In every country except for America, Elonis wouldn’t even have gotten a hearing.

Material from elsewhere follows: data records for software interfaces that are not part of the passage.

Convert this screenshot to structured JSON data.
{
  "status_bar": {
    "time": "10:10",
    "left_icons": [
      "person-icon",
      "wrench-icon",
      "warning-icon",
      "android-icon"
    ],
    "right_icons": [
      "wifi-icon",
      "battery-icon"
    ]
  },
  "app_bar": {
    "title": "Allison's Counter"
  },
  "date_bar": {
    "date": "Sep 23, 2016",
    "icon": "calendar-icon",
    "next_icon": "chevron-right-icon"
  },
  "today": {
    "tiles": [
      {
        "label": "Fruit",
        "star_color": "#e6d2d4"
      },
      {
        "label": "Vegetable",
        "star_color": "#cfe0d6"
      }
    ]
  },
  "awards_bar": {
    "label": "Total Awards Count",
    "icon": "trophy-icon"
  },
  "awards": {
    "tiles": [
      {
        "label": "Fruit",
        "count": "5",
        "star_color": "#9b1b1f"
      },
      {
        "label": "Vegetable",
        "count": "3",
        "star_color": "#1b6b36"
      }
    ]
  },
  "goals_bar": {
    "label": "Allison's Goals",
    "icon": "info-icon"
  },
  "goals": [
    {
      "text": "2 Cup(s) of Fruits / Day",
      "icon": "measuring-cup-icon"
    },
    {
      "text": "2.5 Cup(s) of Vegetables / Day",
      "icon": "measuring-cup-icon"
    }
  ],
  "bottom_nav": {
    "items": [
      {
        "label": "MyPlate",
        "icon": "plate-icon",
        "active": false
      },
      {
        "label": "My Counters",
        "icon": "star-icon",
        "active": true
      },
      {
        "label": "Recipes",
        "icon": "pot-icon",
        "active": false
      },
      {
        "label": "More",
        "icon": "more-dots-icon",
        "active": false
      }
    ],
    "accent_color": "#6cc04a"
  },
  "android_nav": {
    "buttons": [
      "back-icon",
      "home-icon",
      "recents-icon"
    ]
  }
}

Because such discussions are irrelevant to the material question — which was legal, not political in nature — I am generally loathe to discuss whether or not this is a “good” thing. The Supreme Court is a court, not a legislature, and if those who are unhappy with this decision want Section 875(c) to be interpreted as it was by the Third Circuit, they should be lobbying Congress rather than John Roberts, and praying, too, that their coveted rules are not foreclosed by the First Amendment. Still, if I were forced to render a personal verdict, I would have to say that I am pleased. In every country except for America, Elonis wouldn’t even have gotten a hearing. Rather, he’d have been arrested at the first opportunity and convicted on the simple grounds that his wife had felt “threatened” or “distressed” by his words. This is how the execrable Public Order Act of 1986 works in Britain. It’s how pretty much all hate-speech legislation works in Western Europe and in Australia. Indeed it’s how every other human society has organized its affairs for centuries now. That we are even debating these marginal questions is indicative of good old-fashioned American exceptionalism, and of the genius that the Founders showed in insisting that our constitutional protections must sit above the will of parliament. Were I to be charged with designing a free-speech regime from scratch, I would assiduously ensure that the standard for convictions was much closer to that which was laid out by John Roberts than to that which was utilized by the Third Circuit, for anything less would an invitation to hecklers and to their vetoes, and, in the United States of America, that simply should not fly.